Anlong Veng has a quite beautiful lake nearby (although during the Khmer Rouge period it had a rather different reputation...) and it seemed like a nice idea to find a restaurant overlooking the lake.
This didn't really work out as planned but instead we scored a decent lunch and Tim had opportunity to indulge in his beer labels hobby!
Underneath is Anlong Veng's dusty main roundabout...
Following lunch we decided to have a look at Tamok House, the place of former Khmer Rouge Commander Ta Mok, from 1979 until late 1997.
The guard at the entrance asked us directly for one two dollar(?!) and never bothered to give us an entrance ticket in return, in hindsight a good indication of what was to come.
Apparently the idea was to make this place into a museum with great intentions from the Anlong Veng Peace Center (***), but without any supervision and upkeep afterwards the present condition of it made me feel sad and nauseous....
Virtually all photos and info boards are damaged by weather and slowly but steadily rotting away....
The lake views were fantastic and more than a few locals come here to have picnics or use it as a pleasant place to relax.

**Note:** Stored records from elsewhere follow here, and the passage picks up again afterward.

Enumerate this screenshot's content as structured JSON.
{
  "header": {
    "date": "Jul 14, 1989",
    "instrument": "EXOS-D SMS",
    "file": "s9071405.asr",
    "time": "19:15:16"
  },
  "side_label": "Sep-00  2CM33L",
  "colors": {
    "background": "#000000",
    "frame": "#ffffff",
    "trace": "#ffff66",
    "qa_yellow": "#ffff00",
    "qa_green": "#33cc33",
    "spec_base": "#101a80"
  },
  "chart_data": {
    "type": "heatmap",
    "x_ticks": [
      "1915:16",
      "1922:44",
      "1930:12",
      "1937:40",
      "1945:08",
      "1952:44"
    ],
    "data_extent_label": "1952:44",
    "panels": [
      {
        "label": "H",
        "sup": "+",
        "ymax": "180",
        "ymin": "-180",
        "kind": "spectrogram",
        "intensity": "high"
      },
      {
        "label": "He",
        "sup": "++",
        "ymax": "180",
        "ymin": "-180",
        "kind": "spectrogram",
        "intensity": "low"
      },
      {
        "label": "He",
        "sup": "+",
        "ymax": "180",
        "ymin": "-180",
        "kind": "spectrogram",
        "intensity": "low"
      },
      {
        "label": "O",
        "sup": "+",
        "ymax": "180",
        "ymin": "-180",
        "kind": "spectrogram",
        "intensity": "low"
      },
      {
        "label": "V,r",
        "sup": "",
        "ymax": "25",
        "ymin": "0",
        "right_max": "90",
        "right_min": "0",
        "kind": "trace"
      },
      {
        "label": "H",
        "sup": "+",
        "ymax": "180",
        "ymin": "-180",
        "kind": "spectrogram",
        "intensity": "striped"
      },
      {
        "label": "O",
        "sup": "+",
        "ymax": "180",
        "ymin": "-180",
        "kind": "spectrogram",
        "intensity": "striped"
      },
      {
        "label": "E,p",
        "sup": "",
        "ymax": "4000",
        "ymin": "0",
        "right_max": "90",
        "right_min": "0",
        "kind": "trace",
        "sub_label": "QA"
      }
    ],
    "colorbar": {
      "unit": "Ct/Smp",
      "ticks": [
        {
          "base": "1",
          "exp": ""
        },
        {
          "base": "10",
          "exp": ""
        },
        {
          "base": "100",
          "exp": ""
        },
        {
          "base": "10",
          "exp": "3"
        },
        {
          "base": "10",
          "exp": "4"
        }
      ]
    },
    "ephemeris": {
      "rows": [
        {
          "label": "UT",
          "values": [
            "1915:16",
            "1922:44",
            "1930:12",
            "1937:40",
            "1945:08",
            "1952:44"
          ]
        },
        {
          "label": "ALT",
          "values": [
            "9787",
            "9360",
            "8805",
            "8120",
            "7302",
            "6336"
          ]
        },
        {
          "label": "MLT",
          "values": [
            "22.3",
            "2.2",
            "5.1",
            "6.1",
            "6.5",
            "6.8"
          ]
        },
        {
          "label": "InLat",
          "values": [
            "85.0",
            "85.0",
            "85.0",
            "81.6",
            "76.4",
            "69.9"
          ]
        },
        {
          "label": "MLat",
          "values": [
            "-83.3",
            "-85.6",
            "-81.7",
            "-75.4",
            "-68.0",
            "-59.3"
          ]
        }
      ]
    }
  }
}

However the historical importance of this place won't last long if no one makes an effort at maintaining it...
After this depressing visit we cycled a bit around the town, discovered the fresh market and wandered around there for a while.
I must have been at countless markets similar to these in Thailand, Laos, Myanmar and Vietnam over the years, but always find them fascinating.
And for anyone interested in photography these markets are great!
Afterwards we headed back to our hotel for a shower and a snooze.
Our final trip of the day was finding a dinner place which wasn't too difficult.
By 8 PM we were back at our guest house as Anlong Veng was getting ready for the night, not much of any night life to be found! (****)
The above MapMyRide screenshot of that day's ride gives some idea of the elevation!
(****) To be honest, local after hours karaoke bars usually can be found in small towns like these but I can't stand those ;-)